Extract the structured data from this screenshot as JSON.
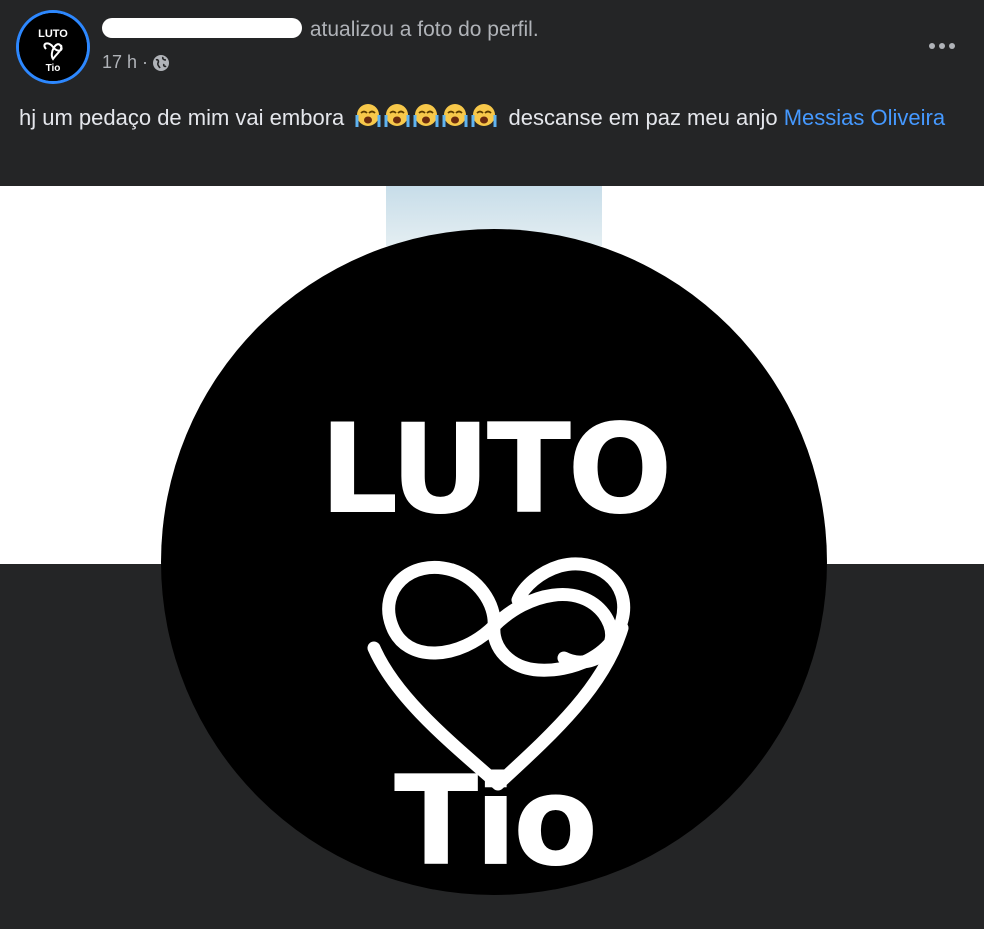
{
  "post": {
    "author_action": "atualizou a foto do perfil.",
    "timestamp": "17 h ·",
    "privacy_icon": "globe-icon",
    "more_icon": "more-horizontal-icon",
    "text_before": "hj um pedaço de mim vai embora",
    "emoji_name": "loudly-crying-face",
    "emoji_count": 5,
    "text_after": "descanse em paz meu anjo",
    "mention": "Messias Oliveira"
  },
  "profile_photo": {
    "line1": "LUTO",
    "line3": "Tio",
    "symbol_icon": "infinity-heart-icon"
  },
  "avatar": {
    "line1": "LUTO",
    "line3": "Tio"
  },
  "colors": {
    "background": "#242526",
    "text": "#e4e6eb",
    "secondary_text": "#b0b3b8",
    "link": "#4599ff",
    "avatar_ring": "#2d88ff"
  }
}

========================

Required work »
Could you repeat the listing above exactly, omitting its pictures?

Exercise solution »
Extract the structured data from this screenshot as JSON.
{
  "post": {
    "author_action": "atualizou a foto do perfil.",
    "timestamp": "17 h ·",
    "privacy_icon": "globe-icon",
    "more_icon": "more-horizontal-icon",
    "text_before": "hj um pedaço de mim vai embora",
    "emoji_name": "loudly-crying-face",
    "emoji_count": 5,
    "text_after": "descanse em paz meu anjo",
    "mention": "Messias Oliveira"
  },
  "profile_photo": {
    "line1": "LUTO",
    "line3": "Tio",
    "symbol_icon": "infinity-heart-icon"
  },
  "avatar": {
    "line1": "LUTO",
    "line3": "Tio"
  },
  "colors": {
    "background": "#242526",
    "text": "#e4e6eb",
    "secondary_text": "#b0b3b8",
    "link": "#4599ff",
    "avatar_ring": "#2d88ff"
  }
}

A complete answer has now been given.